[Task goal]: Where a line below includes the word "Document", copy that line.

[Material for this task]:
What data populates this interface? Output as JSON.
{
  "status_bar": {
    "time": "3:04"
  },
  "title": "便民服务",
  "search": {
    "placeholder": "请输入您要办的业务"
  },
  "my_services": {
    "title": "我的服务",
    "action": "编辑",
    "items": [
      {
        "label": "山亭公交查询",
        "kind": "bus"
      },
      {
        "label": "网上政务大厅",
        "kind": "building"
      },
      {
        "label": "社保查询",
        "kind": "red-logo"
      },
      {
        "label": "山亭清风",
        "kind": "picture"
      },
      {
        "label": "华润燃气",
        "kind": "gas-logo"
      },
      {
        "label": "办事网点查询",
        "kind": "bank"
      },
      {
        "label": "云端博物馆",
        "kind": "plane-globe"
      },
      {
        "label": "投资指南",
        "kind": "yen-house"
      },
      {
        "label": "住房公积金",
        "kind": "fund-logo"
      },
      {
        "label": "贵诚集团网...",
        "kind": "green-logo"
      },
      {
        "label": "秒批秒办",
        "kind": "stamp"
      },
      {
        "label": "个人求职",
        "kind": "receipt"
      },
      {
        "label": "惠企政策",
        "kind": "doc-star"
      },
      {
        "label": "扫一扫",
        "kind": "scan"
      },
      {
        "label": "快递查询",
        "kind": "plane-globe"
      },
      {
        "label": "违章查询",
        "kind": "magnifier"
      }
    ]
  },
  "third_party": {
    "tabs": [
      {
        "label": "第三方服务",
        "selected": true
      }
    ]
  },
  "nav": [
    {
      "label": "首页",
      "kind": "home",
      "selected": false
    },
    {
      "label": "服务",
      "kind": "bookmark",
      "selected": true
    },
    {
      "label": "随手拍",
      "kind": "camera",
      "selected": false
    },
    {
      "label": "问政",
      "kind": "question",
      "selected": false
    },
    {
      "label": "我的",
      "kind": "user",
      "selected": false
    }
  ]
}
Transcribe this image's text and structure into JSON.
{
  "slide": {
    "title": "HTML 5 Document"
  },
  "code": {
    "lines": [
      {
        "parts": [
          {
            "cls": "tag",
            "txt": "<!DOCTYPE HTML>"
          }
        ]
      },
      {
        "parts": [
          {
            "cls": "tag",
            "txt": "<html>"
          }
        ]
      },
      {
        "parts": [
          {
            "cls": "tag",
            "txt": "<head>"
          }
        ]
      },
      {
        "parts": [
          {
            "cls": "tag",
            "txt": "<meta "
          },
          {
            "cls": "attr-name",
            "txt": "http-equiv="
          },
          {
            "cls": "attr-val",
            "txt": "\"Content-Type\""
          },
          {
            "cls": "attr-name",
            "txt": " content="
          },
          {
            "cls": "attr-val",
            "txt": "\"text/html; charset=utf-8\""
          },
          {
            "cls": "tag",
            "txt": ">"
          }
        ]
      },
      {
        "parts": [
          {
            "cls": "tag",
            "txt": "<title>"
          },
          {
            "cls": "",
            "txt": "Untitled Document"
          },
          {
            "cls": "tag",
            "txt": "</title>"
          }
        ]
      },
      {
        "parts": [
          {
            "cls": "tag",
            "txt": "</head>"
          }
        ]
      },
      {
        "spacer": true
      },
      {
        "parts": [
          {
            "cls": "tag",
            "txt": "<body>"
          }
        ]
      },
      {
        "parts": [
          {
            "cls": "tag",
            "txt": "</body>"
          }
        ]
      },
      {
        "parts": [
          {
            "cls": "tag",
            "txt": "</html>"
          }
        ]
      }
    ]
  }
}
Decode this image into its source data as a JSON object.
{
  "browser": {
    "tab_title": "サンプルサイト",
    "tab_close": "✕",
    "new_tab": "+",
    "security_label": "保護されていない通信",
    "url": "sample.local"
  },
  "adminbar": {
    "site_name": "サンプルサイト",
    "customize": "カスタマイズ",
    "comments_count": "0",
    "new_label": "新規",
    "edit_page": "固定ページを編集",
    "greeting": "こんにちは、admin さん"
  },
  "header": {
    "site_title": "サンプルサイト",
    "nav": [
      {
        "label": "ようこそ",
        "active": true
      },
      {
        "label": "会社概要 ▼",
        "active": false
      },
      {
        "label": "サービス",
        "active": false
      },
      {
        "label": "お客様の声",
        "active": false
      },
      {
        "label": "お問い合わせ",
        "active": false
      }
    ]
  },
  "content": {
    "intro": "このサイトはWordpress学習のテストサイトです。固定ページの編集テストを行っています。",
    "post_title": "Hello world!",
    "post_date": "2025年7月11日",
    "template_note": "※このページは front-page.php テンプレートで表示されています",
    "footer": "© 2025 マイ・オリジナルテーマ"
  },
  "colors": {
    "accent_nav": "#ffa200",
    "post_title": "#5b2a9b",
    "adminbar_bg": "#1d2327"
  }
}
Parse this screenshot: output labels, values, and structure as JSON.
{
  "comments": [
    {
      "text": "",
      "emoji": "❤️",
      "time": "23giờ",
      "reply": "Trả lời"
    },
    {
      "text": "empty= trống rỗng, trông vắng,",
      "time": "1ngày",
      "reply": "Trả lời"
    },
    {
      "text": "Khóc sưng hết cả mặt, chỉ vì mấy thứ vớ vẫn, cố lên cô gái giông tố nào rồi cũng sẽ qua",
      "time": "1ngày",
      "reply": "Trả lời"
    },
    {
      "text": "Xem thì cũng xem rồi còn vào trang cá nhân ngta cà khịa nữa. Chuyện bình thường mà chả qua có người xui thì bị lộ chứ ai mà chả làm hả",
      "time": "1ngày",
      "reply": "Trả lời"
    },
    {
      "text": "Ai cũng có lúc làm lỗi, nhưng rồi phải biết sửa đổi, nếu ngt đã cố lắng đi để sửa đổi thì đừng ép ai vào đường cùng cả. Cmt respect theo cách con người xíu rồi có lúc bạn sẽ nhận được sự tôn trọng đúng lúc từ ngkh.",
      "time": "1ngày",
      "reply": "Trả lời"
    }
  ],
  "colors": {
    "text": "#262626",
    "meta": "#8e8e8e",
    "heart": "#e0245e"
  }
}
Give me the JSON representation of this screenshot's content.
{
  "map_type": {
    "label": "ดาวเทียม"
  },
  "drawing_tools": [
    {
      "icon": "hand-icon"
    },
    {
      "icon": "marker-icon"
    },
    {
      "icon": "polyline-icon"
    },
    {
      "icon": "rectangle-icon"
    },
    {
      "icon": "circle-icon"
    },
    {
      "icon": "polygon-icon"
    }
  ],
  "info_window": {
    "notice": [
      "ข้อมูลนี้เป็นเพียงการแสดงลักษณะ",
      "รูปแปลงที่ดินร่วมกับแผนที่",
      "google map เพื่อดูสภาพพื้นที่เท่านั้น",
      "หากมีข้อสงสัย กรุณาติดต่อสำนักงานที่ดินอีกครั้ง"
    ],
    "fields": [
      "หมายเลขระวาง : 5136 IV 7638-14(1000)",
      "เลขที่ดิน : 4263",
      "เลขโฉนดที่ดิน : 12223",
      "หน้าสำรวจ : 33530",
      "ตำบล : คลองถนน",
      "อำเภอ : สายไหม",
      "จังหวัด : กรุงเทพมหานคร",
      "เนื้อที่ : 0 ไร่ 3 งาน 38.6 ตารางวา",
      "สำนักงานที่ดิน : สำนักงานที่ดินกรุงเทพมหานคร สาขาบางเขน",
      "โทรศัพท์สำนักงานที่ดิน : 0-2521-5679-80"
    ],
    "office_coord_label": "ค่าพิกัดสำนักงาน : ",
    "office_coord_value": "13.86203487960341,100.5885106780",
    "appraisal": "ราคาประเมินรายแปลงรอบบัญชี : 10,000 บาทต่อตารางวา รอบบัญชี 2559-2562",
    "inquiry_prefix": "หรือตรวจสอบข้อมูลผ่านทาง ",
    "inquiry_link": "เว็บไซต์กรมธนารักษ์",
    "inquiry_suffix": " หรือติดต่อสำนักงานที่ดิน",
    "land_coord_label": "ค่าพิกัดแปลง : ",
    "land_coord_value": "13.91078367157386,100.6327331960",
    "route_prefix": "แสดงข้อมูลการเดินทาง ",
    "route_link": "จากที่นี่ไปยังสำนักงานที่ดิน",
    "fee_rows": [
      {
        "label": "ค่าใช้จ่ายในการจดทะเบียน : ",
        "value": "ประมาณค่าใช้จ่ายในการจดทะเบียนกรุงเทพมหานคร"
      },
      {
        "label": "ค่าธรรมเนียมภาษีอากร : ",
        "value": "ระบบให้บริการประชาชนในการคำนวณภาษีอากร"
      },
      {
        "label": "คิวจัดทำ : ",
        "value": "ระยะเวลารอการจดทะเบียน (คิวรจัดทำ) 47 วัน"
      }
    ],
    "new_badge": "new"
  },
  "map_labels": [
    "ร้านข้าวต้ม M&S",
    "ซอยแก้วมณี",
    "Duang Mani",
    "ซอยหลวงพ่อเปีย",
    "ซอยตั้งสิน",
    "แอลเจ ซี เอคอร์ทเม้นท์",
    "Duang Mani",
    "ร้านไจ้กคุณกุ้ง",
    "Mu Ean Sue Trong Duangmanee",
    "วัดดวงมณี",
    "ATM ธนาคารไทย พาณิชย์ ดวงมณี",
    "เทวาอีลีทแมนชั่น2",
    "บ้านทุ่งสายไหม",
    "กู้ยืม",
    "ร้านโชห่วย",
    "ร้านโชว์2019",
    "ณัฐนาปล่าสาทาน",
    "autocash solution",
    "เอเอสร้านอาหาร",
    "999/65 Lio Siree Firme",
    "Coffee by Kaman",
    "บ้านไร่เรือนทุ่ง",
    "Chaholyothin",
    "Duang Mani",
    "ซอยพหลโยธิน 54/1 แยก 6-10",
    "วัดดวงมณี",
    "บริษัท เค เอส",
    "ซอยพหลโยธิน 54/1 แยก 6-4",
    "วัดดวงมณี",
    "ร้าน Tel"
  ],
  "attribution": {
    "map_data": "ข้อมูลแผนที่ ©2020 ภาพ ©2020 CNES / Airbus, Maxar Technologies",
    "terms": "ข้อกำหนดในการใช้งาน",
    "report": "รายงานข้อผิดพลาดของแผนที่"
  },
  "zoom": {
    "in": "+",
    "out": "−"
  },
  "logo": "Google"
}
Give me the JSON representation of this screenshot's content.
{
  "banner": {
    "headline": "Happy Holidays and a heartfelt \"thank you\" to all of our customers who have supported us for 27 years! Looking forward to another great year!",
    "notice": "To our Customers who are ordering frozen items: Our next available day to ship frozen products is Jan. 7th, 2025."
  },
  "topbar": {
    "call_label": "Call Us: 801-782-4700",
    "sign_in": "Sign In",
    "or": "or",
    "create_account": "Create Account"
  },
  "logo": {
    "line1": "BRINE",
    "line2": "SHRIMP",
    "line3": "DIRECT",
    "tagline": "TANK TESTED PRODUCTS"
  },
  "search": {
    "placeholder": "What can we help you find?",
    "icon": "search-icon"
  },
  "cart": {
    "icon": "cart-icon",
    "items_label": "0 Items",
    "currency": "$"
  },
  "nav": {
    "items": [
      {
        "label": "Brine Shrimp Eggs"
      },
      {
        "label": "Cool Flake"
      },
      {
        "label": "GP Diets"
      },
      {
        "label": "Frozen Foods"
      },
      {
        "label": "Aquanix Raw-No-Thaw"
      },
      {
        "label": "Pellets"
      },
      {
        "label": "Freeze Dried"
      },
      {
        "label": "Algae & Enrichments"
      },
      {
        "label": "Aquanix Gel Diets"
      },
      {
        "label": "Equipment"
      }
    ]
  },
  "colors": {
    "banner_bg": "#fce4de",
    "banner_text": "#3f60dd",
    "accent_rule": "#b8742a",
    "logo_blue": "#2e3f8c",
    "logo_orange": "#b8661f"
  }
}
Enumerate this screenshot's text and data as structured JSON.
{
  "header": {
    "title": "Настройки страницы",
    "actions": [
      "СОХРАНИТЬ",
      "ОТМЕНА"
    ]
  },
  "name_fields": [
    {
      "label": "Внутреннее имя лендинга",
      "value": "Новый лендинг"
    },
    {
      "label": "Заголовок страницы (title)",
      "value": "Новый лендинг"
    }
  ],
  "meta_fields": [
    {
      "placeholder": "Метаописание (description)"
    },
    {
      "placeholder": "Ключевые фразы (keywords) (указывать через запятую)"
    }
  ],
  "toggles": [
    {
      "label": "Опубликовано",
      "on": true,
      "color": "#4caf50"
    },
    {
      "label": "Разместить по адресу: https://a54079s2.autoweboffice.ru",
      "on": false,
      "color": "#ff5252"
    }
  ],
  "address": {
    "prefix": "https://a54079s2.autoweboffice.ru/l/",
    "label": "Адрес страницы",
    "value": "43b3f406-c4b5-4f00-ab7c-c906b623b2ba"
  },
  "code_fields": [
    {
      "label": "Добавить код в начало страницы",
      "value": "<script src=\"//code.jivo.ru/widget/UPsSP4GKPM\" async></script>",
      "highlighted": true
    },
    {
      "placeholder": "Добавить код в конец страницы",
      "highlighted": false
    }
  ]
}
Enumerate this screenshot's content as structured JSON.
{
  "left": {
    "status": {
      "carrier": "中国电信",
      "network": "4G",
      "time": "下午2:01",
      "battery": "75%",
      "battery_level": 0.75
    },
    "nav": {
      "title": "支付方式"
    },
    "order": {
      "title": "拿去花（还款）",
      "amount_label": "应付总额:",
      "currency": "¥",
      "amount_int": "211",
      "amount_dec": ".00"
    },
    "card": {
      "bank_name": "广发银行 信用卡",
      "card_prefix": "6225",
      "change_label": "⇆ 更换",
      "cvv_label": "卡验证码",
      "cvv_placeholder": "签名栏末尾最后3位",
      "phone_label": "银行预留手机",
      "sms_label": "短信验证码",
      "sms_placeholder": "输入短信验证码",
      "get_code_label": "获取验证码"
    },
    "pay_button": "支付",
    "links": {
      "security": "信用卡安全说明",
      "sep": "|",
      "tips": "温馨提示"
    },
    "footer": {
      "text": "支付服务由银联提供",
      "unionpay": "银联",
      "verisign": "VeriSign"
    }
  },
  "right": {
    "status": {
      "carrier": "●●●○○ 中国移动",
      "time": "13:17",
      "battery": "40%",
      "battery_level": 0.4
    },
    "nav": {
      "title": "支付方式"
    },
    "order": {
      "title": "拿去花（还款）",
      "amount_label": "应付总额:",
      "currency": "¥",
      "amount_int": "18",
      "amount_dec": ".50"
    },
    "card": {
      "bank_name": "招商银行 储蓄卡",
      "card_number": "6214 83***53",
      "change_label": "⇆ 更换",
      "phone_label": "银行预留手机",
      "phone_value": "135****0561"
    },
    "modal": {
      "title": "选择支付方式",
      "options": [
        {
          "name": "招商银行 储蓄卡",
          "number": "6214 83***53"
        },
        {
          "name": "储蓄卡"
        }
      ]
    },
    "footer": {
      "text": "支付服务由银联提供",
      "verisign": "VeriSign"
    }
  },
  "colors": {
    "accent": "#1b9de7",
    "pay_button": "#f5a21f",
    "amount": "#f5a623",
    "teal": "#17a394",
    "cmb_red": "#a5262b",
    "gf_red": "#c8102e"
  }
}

[Result for this task]:
    "title": "HTML 5 Document"
            "txt": "Untitled Document"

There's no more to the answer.